When Your Marriage Just Isn’t Working: Tips on Separation and Divorce in Maryland

Separation and divorce in Maryland can be difficult and confusing due to the potential for heightened emotions and life-changing consequences but also because of the legal processes involved.  I want to share some brief insights into separation and divorce law and legal process in Maryland. To discuss your particular case, contact The Burch Law Firm, LLC for a free initial consultation. Attorney Larry Burch has over 20 years of experience representing clients in marital separation and divorce cases in Maryland.

Divorce Options in Maryland:

There are two types of divorce in Maryland: (1) Absolute Divorce and (2) Limited Divorce.  Maryland law requires the parties to have separated for either six months or a year (in most cases) before the court will entertain a Complaint about Absolute Divorce unless a party can show adultery or cruelty.  If you have not been separated long enough for an Absolute Divorce (and have no other grounds), then a Limited Divorce allows you to seek help from the Court in the interim.

In a Limited Divorce, the Judge or Family Law Magistrate in Maryland can award a party custody and visitation, child support, temporary alimony (called “pendente lite” alimony), use of the marital home and other property, as well as legal fees.  However, in a Limited Divorce in Maryland, the parties remain legally married to each other. The court may not divide the marital property until the final (or Absolute) Divorce.

The grounds for a Limited Divorce in Maryland are as follows:

  • Separation: for less than one year; and

  • Desertion: for less than one year.

To file for a Limited Divorce in Maryland, you must be separated from your spouse, however, there is no specific period of separation required.  Unlike other states, if you are still living together, you are not considered separated from your spouse.

An Absolute Divorce in Maryland is the final dissolution of a marriage.  In an Absolute Divorce, the Judge or Family Law Magistrate in Maryland can award custody and visitation, child support, rehabilitative or indefinite alimony, use of the marital home and other marital property (for up to 3 years after the date of divorce if there is a minor child living in the house), as well as legal fees and costs.  The court will also divide the marital property following an Absolute Divorce.

There are several grounds for an Absolute Divorce, however, Maryland law also provides spouses the option of pursuing a no-fault divorce.  To pursue an Absolute Divorce in Maryland, a spouse must show that any one of the following has occurred:

  • Adultery: allows you to file for divorce immediately (without any period of separation);

  • Cruelty or Excessively Vicious Conduct: also allows you to file for divorce immediately;

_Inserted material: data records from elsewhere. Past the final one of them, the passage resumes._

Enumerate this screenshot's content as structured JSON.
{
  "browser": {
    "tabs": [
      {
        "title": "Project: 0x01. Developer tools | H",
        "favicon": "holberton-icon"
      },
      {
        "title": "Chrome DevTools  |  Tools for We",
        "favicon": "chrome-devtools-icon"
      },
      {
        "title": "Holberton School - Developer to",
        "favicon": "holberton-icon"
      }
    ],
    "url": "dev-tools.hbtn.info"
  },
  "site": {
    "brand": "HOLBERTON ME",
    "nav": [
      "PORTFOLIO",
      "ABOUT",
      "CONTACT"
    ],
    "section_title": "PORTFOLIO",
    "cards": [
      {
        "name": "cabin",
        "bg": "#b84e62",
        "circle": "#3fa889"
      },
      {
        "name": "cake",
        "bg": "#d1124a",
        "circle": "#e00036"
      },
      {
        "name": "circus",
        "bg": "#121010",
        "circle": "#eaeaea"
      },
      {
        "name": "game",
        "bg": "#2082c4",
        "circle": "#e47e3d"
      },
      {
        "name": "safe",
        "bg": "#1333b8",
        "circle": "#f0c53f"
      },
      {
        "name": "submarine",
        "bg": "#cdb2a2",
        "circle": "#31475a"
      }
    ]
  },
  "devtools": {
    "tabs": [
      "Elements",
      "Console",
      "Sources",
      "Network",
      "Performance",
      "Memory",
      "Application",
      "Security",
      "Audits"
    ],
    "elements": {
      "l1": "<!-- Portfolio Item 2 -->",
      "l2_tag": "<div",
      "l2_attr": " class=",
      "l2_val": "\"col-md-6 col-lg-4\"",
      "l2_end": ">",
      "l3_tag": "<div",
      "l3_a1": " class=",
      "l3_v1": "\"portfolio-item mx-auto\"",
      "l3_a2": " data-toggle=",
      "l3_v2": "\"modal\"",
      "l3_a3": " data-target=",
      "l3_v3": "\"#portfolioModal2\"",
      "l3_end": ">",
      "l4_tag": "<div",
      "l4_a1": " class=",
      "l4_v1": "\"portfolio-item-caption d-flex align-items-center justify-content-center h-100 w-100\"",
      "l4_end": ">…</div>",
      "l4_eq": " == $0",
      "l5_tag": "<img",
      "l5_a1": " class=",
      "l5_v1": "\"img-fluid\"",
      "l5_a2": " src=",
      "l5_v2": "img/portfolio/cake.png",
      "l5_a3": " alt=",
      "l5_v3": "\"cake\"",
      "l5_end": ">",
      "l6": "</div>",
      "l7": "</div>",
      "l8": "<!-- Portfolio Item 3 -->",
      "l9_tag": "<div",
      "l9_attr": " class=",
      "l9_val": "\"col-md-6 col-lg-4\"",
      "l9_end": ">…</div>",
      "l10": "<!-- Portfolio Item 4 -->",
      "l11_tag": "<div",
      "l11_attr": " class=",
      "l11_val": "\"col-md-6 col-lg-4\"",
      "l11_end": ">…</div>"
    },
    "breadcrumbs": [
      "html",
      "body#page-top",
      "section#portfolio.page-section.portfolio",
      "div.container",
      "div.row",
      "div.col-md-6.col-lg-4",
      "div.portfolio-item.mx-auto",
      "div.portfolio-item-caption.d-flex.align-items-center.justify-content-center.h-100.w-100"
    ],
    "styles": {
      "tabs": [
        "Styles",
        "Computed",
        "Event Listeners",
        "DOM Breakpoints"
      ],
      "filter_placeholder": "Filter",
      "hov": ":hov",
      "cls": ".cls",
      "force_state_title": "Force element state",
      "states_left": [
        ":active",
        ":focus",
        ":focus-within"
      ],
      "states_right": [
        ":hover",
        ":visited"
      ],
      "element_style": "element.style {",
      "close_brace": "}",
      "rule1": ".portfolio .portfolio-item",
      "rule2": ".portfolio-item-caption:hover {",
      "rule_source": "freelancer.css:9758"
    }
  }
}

  • One-Year Separation:  requires 12 months of continuous separation (without cohabitation or sexual relations);

  • Six Months Separation: requires six months of separation and the parties must have a signed separation agreement resolving all issues and no minor children; and

  • Mutual Separation: the parties may file for divorce without any separation period; if: (1) there are no minor children, (2) there is a separation agreement resolving all issues, and (3) both parties must appear at the final divorce hearing.  

See Maryland Code, Family Law Article 7-103.

What is “Separated” in Maryland?

To be considered “separated,” you must be able to swear (truthfully) that you and your spouse have not had sexual relations with each other or have “cohabitated” with each other during the separation. Co-habitation usually means spending the night under the same roof, even if you slept in separate rooms. Therefore, having sexual relations with your spouse or spending just one night in the same house (even in separate room) is generally considered cohabitating and may end the separation forcing you to begin the separation all over.

Marital Separation Agreements:

A Marital Separation Agreement (MSA) is an excellent way to avoid the stress and expense of a contested litigation in Maryland.  An Agreement also allows married couples to decide the issues involved in their separation (rather than having a Judge or Magistrate impose a ruling).  It is important to note, however, that a Marital Separation Agreement is a binding contract in Maryland that may forever affect your rights. When the parties are awarded an uncontested divorce in Maryland, the Marital Separation Agreement is usually incorporated into the Judgment of Divorce (and becomes part of the Court Order).

Before you begin discussing a Marital Separation Agreement with your spouse, you should consult with an experienced Family Law Attorney in Maryland to discuss your rights and responsibilities (before you make any promises or waive any rights).

Attorney Larry Burch, managing partner of The Burch Law Firm, LLC, has over 25 years of experience representing clients through separations and divorces, and can confidently handle your case from start to finish. As a former Navy JAG Attorney, he has unique experience dealing with military families as well as their civilian counterparts. With a central office in Greenbelt and a satellite office in Bethesda (both near their respective metro stations), The Burch Law Firm is conveniently located to serve clients state-wide, and especially those living in Prince George’s and Montgomery Counties. His areas of expertise include:

  • Separations and Divorces for Civilians and Military Families

  • Child Support and Custody

  • Personal Injury

  • Medical Malpractice

  • Military Law

  • Civil Litigation

Contact The Burch Law Firm, LLC at (301) 474-4468 or online at www.theburchlawfirmllc.com for a free consultation!